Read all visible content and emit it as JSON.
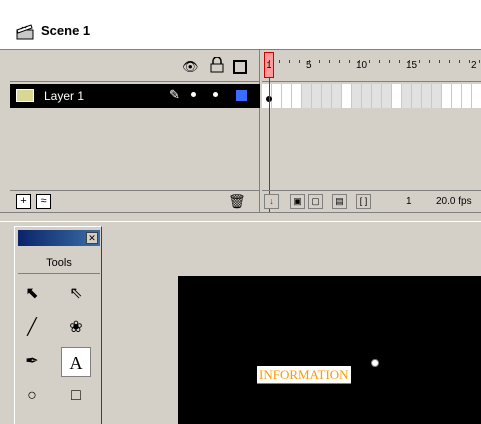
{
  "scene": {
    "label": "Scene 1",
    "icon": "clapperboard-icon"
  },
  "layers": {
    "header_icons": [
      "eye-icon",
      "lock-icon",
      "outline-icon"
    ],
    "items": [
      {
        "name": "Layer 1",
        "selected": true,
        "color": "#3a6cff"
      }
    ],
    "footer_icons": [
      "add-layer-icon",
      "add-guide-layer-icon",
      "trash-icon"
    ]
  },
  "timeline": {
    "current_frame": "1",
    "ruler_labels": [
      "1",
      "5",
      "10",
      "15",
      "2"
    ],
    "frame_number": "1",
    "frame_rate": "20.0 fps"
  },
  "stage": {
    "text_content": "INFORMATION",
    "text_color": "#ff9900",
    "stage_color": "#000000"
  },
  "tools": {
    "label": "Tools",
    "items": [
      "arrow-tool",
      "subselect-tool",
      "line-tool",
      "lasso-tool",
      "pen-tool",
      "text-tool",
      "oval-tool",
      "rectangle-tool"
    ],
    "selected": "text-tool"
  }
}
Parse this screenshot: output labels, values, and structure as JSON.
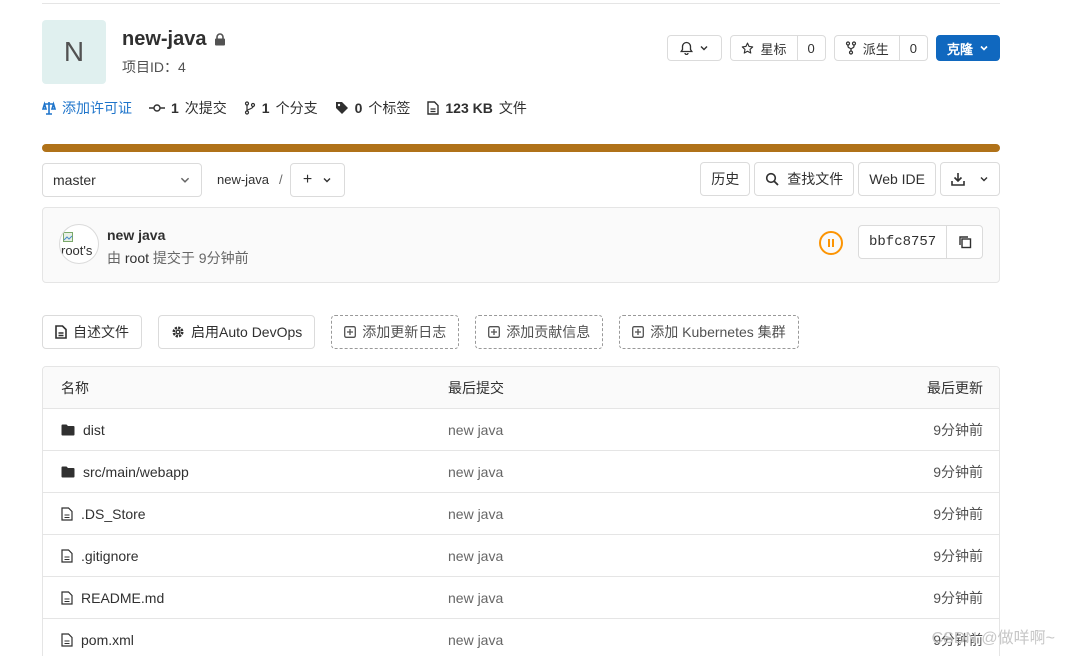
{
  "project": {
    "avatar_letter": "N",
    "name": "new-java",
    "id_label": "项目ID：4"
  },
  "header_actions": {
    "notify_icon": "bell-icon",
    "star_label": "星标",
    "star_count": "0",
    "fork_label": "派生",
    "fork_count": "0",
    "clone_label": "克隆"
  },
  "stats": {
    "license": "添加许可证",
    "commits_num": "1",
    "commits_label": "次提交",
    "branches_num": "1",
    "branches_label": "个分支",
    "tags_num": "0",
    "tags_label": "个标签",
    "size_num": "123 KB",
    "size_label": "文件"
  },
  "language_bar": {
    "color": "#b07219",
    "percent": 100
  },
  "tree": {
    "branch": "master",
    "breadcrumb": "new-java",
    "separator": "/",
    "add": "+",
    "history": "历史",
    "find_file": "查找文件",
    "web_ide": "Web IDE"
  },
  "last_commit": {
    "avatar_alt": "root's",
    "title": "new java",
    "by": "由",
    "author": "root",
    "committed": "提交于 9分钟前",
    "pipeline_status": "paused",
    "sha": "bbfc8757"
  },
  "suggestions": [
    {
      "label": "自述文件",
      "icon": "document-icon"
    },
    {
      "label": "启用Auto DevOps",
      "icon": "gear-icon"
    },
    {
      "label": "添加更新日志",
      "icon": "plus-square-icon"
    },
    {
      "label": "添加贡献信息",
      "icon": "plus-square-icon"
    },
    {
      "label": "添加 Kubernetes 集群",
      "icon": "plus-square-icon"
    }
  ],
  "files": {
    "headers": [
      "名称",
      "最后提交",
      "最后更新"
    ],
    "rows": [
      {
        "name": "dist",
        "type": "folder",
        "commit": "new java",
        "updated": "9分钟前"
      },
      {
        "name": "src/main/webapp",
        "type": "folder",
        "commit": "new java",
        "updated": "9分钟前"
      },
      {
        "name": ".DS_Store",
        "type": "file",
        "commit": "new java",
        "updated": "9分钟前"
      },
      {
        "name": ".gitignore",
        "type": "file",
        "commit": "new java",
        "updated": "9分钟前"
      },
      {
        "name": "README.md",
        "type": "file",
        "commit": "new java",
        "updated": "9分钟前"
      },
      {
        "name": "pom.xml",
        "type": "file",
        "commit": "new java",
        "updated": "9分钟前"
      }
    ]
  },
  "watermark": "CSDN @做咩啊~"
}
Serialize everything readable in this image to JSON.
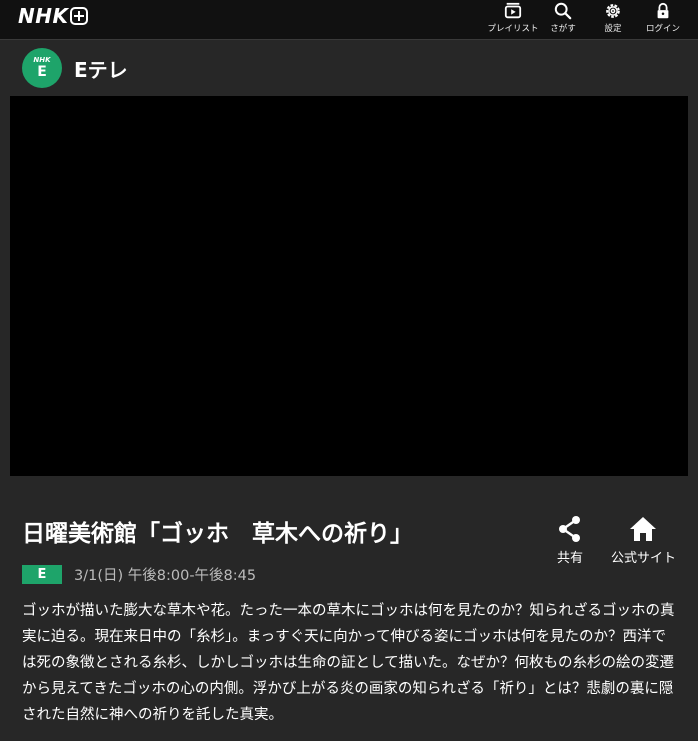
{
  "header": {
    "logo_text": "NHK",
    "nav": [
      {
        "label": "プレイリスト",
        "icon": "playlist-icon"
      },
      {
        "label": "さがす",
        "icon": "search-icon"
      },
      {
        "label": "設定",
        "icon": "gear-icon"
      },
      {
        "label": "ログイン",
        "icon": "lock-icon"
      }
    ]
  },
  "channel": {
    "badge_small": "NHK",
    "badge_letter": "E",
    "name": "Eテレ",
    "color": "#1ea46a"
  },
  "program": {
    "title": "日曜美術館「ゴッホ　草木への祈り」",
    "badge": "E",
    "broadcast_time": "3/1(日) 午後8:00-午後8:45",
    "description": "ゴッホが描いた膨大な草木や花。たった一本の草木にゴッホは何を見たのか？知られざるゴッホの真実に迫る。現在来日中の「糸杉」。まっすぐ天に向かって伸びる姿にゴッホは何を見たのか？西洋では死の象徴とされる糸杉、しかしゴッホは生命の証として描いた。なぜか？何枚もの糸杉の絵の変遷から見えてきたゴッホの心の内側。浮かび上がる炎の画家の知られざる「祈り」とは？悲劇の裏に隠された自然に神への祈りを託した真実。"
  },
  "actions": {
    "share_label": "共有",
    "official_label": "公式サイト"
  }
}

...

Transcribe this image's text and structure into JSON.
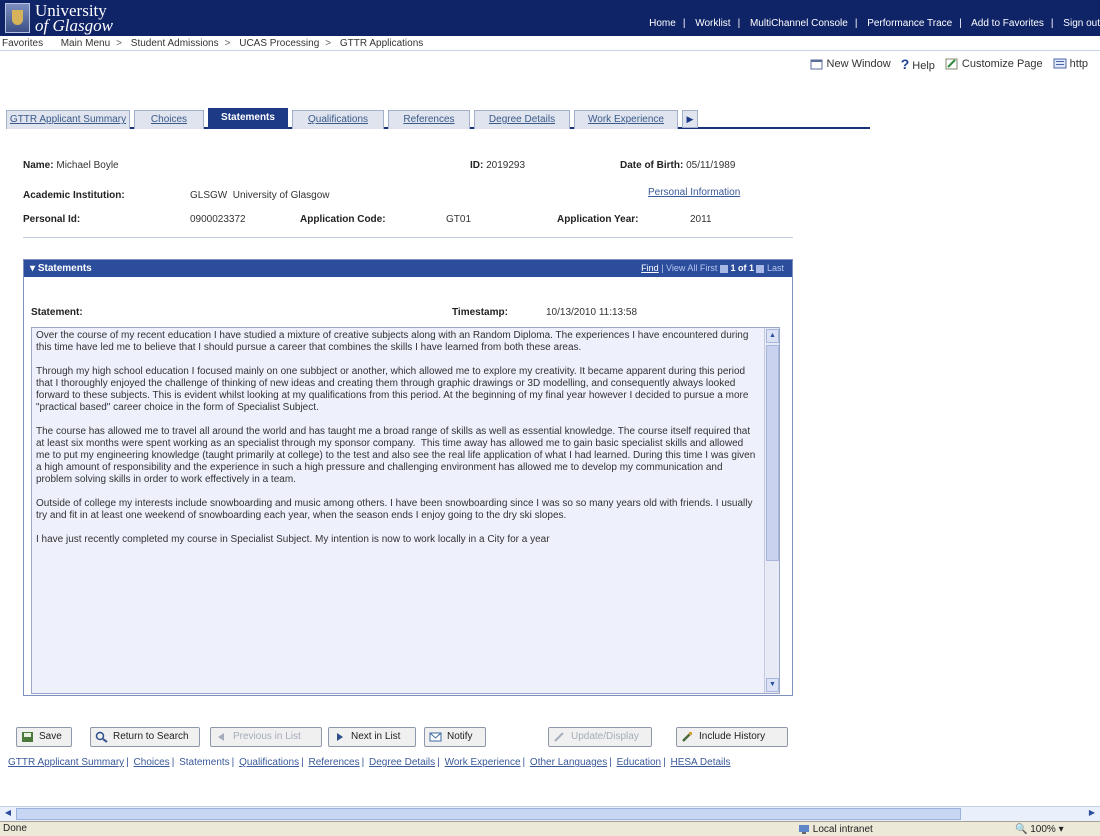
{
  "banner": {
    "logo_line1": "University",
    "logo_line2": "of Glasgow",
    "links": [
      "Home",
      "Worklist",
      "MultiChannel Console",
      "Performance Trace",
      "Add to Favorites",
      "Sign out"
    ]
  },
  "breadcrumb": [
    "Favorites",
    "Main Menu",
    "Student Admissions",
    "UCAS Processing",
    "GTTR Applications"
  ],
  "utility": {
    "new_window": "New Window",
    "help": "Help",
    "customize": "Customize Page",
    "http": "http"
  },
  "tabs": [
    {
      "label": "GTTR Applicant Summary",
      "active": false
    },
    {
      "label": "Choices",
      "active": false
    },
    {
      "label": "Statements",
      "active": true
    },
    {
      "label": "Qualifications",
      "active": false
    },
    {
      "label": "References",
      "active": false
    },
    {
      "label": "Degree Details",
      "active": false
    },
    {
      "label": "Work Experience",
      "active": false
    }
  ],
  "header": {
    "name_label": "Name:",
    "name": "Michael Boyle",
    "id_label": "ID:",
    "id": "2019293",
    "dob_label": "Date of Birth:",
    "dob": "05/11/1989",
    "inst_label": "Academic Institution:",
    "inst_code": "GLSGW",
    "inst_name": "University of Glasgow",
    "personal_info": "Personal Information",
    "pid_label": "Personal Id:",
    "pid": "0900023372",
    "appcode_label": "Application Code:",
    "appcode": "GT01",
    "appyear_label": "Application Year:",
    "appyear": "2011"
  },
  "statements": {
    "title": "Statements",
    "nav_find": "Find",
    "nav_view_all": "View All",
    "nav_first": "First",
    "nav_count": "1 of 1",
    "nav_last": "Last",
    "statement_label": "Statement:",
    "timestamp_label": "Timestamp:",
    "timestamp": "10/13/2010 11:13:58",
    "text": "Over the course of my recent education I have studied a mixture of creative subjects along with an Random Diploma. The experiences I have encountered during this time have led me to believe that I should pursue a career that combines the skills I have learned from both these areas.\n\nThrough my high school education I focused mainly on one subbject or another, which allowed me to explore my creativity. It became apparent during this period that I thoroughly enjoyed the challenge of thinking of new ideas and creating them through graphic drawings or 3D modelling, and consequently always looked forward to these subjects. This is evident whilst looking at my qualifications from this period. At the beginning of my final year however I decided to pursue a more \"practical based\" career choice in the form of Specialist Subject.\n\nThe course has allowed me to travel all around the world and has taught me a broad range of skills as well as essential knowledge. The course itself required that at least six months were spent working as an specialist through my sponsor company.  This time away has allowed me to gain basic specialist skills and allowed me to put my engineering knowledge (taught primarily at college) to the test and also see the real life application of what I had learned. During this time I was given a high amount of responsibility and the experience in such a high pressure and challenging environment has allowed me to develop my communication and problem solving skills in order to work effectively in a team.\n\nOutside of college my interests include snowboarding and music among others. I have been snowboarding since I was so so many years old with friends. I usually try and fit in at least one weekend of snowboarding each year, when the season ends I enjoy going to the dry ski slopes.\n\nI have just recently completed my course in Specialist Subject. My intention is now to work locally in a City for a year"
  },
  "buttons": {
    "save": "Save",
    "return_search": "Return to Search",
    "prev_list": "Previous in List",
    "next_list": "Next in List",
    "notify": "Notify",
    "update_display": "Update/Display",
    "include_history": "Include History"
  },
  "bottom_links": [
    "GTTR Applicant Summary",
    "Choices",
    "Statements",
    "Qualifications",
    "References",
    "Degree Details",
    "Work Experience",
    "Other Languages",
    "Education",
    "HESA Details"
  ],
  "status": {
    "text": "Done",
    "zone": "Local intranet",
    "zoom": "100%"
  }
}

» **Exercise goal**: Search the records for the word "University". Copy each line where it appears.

» **Answer box**:
    "logo_line1": "University",
    "inst_name": "University of Glasgow",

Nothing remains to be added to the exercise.